Wherever a line of the data contains "desc", copy that line.

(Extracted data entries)

++++

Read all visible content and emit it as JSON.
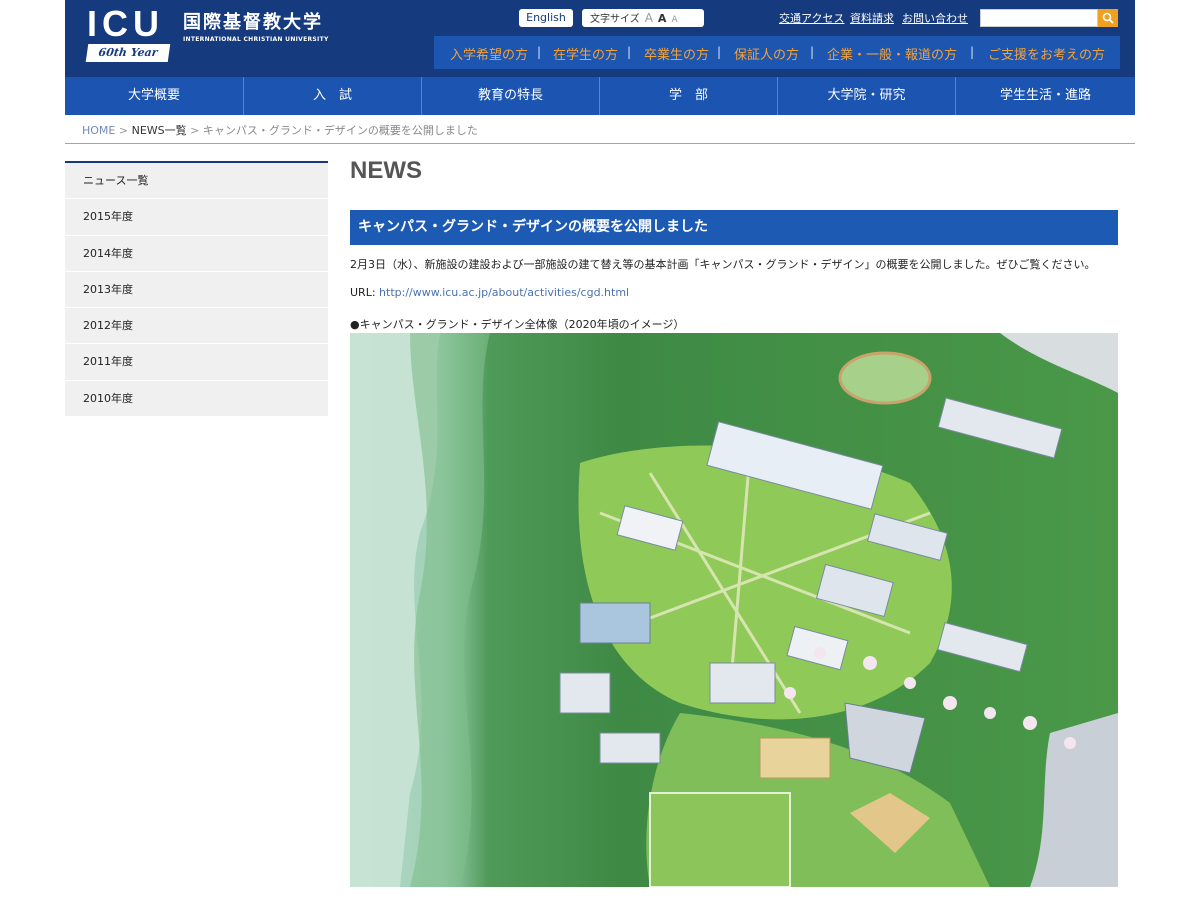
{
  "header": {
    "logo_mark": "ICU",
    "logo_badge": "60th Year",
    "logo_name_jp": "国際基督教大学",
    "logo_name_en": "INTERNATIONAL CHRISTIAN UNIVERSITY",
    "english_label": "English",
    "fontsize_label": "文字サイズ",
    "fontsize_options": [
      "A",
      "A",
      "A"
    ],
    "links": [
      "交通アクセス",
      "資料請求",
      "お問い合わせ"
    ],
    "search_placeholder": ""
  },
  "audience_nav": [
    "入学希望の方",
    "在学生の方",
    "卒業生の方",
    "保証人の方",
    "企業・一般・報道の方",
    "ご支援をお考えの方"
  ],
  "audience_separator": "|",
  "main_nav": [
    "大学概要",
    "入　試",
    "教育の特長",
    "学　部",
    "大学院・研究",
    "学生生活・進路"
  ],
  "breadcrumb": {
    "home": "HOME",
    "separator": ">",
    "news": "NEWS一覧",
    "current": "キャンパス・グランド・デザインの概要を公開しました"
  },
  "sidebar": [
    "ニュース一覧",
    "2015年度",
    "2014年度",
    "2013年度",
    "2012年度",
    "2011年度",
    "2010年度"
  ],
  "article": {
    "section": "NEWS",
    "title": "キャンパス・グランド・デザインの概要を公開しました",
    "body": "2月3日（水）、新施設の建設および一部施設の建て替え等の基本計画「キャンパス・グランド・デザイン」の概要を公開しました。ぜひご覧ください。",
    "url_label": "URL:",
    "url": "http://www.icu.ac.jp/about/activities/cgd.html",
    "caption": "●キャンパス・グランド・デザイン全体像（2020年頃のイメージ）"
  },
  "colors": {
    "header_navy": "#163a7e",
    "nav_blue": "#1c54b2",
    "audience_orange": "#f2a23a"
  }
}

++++

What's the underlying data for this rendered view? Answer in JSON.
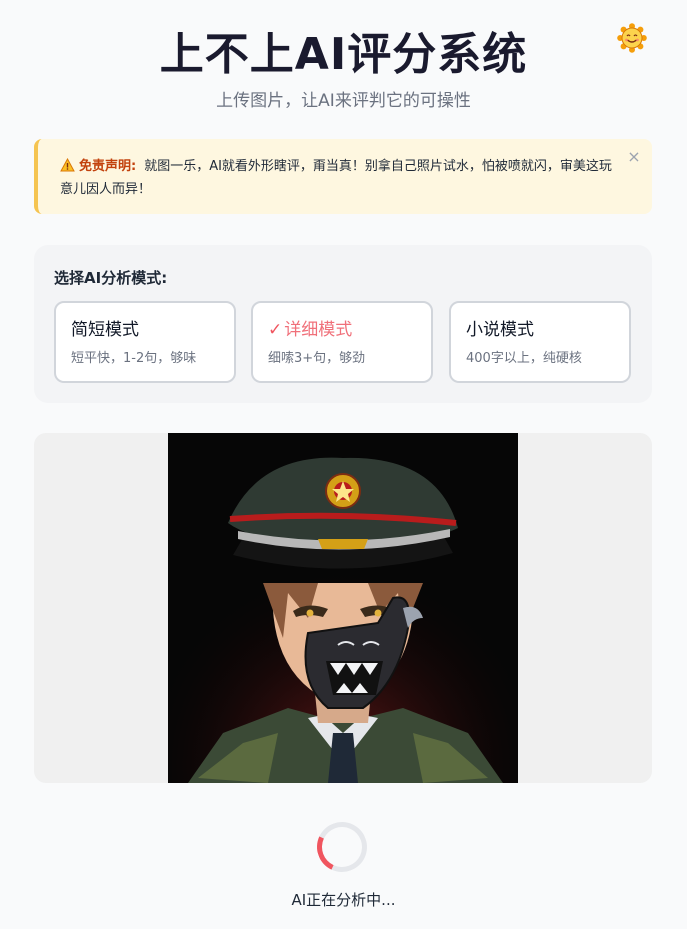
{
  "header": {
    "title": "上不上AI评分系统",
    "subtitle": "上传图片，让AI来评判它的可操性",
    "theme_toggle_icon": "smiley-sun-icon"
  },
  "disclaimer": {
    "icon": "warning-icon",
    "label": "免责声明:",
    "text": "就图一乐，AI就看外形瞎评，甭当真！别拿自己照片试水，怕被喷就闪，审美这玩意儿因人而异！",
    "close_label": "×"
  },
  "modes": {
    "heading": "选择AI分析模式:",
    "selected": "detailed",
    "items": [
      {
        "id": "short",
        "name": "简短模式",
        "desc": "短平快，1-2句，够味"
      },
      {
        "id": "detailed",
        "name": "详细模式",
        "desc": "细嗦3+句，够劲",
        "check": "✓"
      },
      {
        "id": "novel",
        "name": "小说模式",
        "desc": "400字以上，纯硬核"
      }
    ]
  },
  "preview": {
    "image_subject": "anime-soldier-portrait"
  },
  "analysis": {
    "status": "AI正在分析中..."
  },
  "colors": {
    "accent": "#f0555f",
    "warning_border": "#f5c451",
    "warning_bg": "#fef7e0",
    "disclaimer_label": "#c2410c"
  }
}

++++

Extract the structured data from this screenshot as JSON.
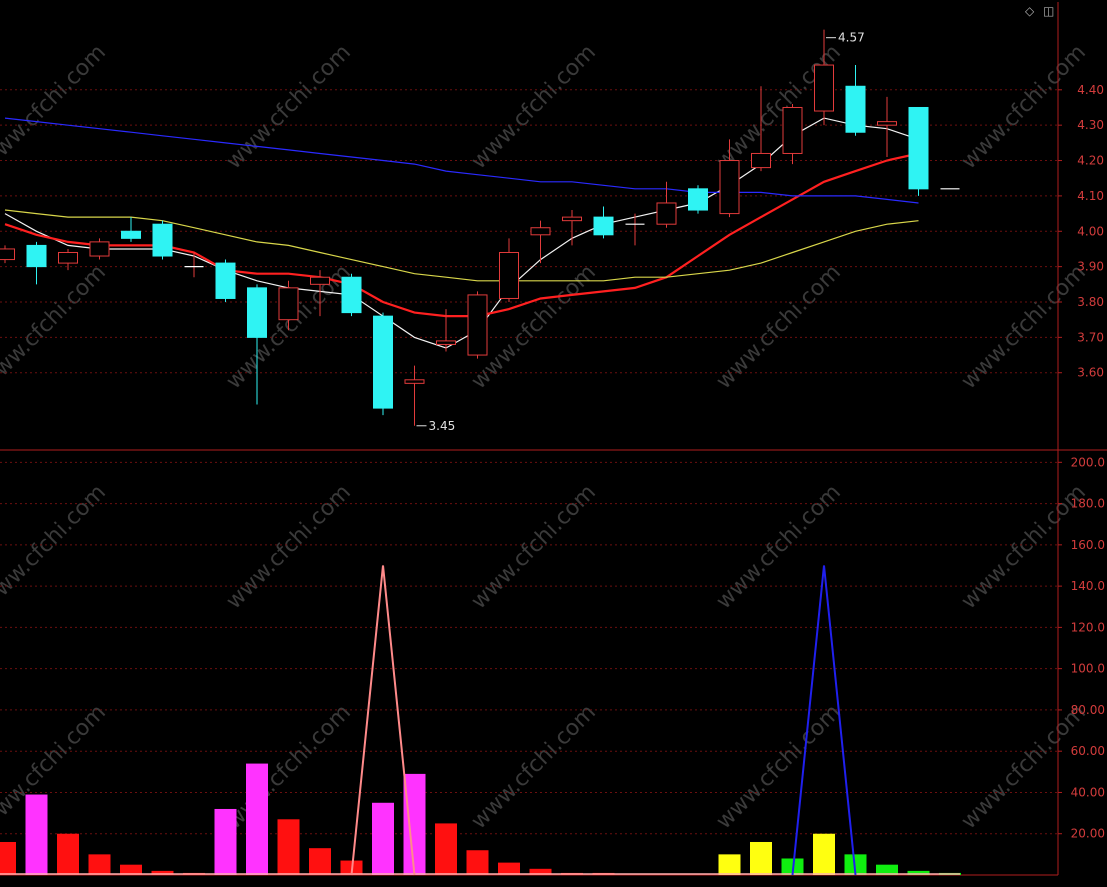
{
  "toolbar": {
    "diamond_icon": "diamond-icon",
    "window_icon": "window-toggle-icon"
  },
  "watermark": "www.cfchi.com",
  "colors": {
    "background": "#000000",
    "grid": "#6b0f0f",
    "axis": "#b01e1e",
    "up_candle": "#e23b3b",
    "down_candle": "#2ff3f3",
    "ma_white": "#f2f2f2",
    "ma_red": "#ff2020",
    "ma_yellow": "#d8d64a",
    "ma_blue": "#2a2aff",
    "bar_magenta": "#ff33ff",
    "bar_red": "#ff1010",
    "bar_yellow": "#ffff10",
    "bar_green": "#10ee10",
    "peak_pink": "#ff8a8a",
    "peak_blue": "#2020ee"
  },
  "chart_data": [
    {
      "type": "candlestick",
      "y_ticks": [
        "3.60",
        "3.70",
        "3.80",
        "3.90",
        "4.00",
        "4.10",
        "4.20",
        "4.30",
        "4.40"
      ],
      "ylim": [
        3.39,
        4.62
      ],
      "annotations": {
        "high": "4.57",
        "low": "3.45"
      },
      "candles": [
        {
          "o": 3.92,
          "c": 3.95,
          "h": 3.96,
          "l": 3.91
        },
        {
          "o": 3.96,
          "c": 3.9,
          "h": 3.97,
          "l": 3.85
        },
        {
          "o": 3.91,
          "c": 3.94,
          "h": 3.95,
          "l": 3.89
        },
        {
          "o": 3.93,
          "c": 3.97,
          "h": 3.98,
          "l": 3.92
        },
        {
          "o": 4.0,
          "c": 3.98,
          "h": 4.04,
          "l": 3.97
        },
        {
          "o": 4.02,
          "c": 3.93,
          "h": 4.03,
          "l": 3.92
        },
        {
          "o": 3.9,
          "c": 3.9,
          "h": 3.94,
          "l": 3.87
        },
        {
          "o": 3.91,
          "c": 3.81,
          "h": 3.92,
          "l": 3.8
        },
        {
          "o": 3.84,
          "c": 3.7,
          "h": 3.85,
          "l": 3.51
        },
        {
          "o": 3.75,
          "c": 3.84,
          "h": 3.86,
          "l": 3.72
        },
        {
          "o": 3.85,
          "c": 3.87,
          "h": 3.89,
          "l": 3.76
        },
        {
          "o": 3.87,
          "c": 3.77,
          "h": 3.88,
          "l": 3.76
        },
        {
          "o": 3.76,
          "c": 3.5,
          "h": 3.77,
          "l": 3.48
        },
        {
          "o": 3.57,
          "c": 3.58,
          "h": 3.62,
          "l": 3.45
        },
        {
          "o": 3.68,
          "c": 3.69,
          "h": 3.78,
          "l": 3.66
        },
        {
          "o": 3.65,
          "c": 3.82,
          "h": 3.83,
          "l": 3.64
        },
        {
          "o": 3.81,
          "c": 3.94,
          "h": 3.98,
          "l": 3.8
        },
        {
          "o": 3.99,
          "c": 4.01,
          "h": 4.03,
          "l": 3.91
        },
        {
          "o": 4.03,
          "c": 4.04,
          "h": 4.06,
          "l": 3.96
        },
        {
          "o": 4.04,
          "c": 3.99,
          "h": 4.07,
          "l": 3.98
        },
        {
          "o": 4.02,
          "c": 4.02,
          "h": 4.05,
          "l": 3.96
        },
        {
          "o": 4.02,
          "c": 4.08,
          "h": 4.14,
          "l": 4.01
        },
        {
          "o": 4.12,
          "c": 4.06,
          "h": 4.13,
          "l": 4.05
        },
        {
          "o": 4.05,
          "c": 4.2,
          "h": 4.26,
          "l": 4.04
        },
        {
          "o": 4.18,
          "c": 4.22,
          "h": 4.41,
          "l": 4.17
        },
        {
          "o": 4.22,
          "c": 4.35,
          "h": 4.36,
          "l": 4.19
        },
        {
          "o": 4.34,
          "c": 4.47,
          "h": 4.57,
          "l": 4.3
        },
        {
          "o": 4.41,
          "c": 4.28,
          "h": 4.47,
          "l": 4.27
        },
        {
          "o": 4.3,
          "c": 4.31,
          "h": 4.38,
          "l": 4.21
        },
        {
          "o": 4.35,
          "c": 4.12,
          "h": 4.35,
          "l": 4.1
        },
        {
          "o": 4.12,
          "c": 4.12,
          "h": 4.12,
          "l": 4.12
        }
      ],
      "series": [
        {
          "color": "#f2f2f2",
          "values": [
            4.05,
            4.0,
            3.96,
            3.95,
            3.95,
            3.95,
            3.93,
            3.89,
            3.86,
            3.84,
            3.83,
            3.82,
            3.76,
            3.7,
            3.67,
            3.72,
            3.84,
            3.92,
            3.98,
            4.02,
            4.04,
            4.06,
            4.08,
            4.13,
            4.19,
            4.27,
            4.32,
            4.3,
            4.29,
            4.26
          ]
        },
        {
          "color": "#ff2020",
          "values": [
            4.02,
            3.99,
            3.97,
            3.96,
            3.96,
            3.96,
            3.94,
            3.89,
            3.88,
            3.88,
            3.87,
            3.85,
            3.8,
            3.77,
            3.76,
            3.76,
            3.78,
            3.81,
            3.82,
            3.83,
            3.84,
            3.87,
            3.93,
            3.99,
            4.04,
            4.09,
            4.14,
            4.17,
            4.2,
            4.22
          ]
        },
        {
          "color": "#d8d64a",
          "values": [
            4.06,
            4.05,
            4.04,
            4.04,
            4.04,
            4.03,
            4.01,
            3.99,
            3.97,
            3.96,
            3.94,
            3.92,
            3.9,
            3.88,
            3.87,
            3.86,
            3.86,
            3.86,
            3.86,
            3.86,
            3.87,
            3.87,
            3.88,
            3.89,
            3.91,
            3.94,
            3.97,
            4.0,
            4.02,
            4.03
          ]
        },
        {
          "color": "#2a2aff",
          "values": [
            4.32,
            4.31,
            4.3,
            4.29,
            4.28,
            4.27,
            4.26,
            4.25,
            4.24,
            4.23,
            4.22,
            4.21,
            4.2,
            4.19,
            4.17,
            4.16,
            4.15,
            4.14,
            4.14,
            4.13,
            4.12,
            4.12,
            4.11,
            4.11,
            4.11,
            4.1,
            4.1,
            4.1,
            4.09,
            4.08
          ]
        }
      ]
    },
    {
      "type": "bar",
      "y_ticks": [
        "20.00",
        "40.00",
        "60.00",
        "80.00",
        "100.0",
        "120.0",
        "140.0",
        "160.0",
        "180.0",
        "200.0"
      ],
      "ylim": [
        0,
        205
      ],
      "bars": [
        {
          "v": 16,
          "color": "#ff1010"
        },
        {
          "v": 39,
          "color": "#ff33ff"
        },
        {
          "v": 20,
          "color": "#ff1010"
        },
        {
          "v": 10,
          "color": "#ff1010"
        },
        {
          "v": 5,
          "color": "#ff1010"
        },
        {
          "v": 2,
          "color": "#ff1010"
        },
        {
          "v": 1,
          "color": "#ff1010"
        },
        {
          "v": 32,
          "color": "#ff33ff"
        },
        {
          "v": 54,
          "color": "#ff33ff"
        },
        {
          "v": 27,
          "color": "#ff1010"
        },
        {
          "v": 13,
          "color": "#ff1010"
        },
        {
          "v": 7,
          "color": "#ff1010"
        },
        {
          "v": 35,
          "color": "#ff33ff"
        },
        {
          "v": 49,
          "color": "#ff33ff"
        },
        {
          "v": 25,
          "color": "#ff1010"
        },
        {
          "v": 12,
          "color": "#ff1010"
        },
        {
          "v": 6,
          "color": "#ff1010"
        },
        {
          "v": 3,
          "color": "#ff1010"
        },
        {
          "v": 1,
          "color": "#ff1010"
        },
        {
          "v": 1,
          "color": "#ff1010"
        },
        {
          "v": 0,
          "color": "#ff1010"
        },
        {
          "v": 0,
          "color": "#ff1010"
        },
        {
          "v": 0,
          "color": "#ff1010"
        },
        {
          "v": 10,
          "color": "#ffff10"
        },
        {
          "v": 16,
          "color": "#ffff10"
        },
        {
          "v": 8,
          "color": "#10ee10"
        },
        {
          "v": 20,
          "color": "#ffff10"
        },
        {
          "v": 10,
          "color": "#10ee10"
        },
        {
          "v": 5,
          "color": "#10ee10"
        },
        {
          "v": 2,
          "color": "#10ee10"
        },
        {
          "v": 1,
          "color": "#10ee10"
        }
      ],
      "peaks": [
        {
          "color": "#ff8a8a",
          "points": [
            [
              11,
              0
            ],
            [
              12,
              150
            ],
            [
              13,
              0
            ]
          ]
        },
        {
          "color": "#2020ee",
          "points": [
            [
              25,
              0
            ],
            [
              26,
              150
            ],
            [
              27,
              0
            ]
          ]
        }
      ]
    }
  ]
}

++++

» Reply:
        "desc": "短平快，1-2句，够味"
        "desc": "细嗦3+句，够劲",
        "desc": "400字以上，纯硬核"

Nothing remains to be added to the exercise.